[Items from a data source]
++++++++++
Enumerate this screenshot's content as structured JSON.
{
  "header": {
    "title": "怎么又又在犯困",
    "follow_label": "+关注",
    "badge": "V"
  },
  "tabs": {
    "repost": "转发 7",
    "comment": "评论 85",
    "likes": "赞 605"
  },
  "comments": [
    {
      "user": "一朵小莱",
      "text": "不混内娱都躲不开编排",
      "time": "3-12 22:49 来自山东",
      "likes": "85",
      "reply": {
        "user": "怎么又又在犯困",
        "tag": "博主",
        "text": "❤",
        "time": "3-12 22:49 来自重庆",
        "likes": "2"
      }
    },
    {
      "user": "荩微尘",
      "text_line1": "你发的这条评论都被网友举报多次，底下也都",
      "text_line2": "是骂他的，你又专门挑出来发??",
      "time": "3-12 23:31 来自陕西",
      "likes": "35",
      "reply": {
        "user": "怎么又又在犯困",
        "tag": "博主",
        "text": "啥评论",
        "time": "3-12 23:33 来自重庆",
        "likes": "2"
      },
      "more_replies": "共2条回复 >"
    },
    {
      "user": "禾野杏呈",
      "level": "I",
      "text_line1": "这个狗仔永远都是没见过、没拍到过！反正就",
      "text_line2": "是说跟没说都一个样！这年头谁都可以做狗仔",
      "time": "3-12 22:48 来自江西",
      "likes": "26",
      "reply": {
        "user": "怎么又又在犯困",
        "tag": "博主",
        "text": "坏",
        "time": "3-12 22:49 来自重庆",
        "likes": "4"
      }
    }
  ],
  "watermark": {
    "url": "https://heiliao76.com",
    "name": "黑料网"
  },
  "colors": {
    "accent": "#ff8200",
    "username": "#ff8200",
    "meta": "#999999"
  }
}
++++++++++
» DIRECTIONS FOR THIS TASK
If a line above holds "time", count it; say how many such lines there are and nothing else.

» EXERCISE SOLUTION
6